Well, in my humble opinion, I am hearing a band that has its roots deep in Seventies progressive / symphonic music. Think of a cross between In The Court Of The Crimson King, Genesis and early Jethro Tull. Nothing more, nothing less. So for people who are stuck listening to early Genesis, Yes, Tull and the like, they will get a kick out of this. Because the trademarks are all there. Flute, mellotron, acoustic guitar, dynamic outbursts, you get the picture.
To me, while I can enjoy listening to this, I am just not getting excited about it. It is fine if you want to keep reliving the past, but I prefer to move on. Don’t get me wrong, this is done with taste and a certified love of the sound many people still adore. So if that is your thing, enjoy. I prefer a bit more originality and identity.
Oh my, quite the album this! That is, if you like bands like Enchant or It Bites, spiced with a dash of Threshold. Yes dear reader, progressive rock it is, but based on groove and melody.
And I must say I am finding myself pretty impressed with this collection of songs. The press sheet did not tell me much, except this is the Nottingham’s quartet second album with Peter Jones (Camel, Tiger Moth Tales) on vocals and keys.
On a track like Nothing Left, Jones sounds remarkably close to Enchants’ Ted Leonard, but in a good way, as the song itself is great. Like any of the 8 songs really. All are built on great ideas and melodies that work and the sum of that sucks you into the music. Lots of dynamics and authentic performances, serve to enhance the attraction.

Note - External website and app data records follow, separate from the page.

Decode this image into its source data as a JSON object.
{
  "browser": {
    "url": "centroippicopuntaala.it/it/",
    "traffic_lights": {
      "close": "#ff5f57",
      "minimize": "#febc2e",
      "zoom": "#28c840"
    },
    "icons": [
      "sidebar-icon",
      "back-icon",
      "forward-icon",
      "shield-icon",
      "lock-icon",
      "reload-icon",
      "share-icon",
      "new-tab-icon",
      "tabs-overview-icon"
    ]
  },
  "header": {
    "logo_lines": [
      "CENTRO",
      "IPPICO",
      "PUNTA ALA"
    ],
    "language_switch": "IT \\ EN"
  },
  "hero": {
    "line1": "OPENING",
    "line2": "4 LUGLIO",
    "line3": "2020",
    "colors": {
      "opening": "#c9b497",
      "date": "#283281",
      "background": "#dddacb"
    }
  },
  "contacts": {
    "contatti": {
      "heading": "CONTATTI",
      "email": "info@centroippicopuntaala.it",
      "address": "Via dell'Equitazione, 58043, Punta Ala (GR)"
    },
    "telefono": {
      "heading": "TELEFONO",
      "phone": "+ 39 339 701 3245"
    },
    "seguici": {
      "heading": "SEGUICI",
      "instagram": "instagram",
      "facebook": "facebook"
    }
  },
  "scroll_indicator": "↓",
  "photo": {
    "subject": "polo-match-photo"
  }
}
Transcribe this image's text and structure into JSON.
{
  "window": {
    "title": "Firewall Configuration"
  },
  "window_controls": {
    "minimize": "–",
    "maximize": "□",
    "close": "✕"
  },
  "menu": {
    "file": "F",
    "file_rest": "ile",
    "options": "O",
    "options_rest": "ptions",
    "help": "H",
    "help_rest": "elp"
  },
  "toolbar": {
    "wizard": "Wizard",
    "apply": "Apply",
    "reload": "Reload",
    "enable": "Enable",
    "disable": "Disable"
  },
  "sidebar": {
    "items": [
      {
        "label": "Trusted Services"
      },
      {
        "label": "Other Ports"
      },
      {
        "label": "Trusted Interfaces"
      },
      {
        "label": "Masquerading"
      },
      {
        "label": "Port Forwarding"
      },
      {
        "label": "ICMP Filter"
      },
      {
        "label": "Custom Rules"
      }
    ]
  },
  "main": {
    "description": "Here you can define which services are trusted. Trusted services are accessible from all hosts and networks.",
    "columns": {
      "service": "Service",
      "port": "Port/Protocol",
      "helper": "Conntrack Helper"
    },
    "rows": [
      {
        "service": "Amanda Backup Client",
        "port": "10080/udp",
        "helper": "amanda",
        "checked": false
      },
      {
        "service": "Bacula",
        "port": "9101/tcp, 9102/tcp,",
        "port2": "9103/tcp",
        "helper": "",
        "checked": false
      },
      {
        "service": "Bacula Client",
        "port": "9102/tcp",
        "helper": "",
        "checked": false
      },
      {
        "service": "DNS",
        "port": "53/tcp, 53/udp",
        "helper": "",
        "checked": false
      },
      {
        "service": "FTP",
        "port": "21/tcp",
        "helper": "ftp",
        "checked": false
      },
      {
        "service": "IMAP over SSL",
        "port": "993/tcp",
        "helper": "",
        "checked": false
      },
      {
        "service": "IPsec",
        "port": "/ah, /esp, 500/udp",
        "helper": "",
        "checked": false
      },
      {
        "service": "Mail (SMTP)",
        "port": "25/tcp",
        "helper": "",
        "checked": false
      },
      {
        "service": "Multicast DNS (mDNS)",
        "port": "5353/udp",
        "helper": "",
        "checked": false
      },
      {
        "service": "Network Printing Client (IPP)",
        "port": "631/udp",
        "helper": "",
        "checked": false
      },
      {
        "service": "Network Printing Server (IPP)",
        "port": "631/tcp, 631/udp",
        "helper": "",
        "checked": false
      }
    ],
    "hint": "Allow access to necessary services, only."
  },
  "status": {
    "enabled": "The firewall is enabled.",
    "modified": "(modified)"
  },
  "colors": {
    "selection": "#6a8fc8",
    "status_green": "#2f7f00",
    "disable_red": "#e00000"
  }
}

So it does not matter that most of the songs clock in at around 7 minutes. The diversity and intricate arrangements make sure you will not get bored. To conclude, there is no need to make this a lengthy post, people into the bands mentioned, or into prog rock in general, ought to have a listen to this! Pretty sure you will like it as much as I do.
The first thing that popped in my mind while listening to this was King Crimson. Tracks like I Talk To The Wind or Epitaph from their classic debut In The Court Of The Crimson King. Further down the listening path also one Pink Floyd came to mind.
And I guess that tells fans all they need to know. Yes, this is progressive music, heavily influenced by late Sixties, early Seventies progressive rock, with a dash of psychedelica.
But don’t get me wrong, these Icelandic dudes are not copying songs or structures or anything. The way I see it, they have created their own songs, but just wear their influences on their sleeves.
And the result is an album that feels like a warm bath for those who love the references I already mentioned. Their ability to create songs that flow like the tides is a feast. Sometimes they erupt into a more menacing modern machine, but the intense mood of their melodies and song build, is never far away. And with songs ranging from two and a half, to almost 10 minutes, prog purists will be happy as well 😉 Especially when they discover the use of vocal harmonies, soundscapes not unlike the mellotron and soaring solos…
Yes, quite enjoyable, and not only if your head is still stuck in times long gone!